=== RECORD EXCERPTS ===

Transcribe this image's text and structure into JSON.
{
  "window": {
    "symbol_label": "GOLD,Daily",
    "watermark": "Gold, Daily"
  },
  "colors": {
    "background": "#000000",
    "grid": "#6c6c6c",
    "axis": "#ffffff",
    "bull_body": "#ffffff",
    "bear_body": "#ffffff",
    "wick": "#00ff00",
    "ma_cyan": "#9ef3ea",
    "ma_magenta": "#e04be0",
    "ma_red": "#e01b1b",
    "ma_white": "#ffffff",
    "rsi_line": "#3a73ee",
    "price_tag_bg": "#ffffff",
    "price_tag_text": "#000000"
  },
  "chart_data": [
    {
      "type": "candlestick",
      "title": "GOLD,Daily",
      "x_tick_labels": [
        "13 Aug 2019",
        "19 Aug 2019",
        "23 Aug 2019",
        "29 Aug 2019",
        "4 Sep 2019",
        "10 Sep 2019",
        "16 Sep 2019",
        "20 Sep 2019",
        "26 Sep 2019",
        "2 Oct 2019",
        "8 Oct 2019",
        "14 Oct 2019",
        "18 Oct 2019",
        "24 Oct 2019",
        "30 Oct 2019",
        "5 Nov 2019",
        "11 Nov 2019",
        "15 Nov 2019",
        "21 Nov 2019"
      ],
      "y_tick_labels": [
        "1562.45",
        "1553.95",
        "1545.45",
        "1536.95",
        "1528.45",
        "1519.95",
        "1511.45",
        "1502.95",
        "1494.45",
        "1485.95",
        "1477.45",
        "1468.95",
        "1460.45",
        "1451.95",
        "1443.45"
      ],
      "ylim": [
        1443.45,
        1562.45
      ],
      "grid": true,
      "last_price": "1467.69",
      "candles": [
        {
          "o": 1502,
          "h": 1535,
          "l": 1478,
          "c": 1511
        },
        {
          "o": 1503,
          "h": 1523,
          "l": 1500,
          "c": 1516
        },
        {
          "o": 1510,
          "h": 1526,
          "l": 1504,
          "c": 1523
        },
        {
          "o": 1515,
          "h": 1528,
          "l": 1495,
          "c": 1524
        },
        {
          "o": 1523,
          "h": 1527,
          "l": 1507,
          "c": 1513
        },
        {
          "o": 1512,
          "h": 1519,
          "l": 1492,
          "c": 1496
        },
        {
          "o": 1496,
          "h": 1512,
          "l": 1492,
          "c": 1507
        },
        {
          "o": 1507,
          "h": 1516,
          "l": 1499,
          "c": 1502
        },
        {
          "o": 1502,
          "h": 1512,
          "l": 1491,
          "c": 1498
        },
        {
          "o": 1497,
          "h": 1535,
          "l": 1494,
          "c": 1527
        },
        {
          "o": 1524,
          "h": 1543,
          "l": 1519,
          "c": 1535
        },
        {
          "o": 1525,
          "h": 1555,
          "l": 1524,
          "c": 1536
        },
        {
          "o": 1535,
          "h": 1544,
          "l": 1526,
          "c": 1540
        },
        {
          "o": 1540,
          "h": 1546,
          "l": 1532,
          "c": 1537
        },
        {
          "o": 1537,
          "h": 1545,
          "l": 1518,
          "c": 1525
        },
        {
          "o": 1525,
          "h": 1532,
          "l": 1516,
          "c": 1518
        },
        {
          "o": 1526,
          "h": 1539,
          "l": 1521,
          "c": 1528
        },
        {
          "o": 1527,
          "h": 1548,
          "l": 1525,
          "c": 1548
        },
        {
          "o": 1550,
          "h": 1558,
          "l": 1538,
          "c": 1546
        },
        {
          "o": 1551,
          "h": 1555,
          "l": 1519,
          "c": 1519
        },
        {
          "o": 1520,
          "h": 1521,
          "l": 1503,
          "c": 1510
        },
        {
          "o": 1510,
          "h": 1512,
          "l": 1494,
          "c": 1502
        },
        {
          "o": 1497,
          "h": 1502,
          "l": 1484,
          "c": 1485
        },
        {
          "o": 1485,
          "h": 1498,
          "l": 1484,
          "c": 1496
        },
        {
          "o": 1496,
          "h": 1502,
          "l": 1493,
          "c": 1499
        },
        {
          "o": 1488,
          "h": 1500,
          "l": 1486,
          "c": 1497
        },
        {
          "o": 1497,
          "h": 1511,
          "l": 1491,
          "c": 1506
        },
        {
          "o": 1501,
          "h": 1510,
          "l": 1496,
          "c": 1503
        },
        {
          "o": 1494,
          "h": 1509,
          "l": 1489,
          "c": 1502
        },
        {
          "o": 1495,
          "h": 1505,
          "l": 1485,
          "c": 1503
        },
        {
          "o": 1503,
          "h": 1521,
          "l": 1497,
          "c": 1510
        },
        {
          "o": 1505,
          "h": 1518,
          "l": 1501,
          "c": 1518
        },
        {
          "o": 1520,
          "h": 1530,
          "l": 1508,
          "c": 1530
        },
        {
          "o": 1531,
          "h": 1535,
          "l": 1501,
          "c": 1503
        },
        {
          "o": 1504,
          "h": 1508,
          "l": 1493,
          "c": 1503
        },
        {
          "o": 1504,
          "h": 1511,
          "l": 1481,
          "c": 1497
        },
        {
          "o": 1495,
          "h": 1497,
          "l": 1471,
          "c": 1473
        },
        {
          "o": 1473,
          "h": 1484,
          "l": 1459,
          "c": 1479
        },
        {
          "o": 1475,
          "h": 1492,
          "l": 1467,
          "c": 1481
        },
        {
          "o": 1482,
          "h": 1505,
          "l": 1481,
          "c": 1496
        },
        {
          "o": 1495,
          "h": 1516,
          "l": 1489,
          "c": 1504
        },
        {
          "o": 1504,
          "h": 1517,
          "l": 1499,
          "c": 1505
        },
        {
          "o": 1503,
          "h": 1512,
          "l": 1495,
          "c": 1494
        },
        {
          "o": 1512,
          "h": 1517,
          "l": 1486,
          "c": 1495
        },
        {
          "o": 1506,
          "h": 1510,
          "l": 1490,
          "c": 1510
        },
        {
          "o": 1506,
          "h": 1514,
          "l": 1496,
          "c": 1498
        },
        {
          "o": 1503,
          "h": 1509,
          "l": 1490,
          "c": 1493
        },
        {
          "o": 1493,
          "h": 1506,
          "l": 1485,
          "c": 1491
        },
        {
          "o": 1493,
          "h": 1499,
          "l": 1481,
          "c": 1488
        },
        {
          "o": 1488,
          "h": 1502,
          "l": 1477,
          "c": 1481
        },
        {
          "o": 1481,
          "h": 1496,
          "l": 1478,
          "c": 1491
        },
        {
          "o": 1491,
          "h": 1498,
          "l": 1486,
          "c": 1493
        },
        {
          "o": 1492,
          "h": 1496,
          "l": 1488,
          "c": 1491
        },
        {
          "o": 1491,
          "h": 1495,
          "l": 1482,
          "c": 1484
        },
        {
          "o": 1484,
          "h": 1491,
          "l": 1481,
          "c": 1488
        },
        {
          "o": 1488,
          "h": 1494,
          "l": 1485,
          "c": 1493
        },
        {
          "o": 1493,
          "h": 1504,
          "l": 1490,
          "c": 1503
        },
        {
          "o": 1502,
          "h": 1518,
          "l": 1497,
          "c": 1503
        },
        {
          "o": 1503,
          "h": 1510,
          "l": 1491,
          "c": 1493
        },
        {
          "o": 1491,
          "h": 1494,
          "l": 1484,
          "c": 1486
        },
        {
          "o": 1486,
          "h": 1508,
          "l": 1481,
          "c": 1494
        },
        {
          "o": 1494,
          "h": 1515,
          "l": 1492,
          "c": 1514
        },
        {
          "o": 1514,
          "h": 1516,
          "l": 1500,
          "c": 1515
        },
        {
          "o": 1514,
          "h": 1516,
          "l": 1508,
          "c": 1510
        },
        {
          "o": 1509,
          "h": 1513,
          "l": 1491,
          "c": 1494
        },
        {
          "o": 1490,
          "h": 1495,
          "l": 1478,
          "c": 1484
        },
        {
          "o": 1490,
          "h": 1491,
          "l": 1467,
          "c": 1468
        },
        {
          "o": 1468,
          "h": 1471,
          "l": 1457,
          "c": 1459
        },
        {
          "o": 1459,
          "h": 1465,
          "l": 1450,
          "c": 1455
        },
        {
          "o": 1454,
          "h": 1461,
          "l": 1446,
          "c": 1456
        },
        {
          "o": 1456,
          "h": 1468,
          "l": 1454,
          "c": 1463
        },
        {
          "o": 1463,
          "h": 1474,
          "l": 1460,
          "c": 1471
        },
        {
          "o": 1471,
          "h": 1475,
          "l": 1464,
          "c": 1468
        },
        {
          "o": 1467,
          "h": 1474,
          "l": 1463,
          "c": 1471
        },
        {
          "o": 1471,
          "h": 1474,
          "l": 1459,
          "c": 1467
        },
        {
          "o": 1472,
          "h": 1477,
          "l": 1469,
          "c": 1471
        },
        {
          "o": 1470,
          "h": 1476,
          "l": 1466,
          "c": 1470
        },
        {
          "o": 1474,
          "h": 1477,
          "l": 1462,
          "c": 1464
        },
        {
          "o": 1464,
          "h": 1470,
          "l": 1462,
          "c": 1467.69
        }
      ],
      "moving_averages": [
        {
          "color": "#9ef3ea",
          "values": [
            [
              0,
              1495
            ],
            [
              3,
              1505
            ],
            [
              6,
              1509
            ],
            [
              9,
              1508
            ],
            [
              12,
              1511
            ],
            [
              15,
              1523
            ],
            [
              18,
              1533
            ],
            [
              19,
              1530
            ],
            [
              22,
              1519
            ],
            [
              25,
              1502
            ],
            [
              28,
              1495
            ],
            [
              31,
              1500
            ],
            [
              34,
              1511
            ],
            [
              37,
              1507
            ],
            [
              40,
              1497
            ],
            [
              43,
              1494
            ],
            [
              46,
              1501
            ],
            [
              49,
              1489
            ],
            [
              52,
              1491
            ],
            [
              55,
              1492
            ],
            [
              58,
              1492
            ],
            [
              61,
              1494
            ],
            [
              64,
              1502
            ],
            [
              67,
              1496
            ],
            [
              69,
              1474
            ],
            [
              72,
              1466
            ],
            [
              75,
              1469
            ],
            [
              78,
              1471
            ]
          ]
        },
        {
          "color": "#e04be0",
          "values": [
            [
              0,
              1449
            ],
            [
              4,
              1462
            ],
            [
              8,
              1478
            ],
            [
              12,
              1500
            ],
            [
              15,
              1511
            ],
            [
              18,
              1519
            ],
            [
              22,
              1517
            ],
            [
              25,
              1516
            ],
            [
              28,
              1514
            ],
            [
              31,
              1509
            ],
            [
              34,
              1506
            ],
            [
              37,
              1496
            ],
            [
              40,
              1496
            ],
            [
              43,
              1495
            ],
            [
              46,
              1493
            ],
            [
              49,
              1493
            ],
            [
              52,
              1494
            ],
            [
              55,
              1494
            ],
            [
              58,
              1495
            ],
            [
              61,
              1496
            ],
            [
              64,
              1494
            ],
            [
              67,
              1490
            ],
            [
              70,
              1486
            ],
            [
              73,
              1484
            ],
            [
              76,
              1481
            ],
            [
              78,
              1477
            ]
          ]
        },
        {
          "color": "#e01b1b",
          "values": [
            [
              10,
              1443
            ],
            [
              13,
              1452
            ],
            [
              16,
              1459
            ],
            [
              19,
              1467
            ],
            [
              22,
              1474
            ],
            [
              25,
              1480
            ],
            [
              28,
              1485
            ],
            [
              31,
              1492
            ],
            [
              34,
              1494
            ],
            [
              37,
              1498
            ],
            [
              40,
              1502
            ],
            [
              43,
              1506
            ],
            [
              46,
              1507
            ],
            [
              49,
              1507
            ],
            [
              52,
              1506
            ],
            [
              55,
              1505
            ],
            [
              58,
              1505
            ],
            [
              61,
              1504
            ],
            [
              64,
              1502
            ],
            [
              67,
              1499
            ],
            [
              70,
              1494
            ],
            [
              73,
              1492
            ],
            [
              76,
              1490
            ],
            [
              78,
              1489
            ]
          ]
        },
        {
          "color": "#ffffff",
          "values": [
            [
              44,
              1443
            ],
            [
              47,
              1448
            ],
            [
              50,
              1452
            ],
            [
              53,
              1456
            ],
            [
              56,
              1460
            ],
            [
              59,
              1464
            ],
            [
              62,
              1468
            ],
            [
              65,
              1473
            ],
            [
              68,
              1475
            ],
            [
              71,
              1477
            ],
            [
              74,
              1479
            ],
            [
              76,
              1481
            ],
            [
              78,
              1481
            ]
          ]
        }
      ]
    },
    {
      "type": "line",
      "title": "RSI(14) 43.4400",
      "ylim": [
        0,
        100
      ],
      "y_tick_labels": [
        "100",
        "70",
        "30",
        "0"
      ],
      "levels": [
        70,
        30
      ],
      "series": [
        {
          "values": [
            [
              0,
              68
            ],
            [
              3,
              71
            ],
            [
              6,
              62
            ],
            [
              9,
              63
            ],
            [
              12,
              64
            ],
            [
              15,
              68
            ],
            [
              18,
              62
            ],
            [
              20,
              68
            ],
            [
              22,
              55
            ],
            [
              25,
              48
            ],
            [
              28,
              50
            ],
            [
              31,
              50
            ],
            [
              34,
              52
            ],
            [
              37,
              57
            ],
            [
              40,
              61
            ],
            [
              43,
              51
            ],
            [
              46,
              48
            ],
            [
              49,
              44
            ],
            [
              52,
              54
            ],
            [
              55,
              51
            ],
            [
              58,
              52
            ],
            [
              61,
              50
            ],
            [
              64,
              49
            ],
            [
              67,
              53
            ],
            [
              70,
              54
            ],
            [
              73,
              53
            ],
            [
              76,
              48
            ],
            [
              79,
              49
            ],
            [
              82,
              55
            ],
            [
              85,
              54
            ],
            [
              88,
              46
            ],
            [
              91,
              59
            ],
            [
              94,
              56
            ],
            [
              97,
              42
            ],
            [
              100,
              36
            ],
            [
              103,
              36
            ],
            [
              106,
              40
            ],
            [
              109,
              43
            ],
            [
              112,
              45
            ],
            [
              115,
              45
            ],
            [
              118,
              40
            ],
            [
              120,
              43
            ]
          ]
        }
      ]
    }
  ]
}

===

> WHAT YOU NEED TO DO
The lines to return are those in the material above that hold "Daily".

> PROBLEM SOLUTION
    "symbol_label": "GOLD,Daily",
    "watermark": "Gold, Daily"
      "title": "GOLD,Daily",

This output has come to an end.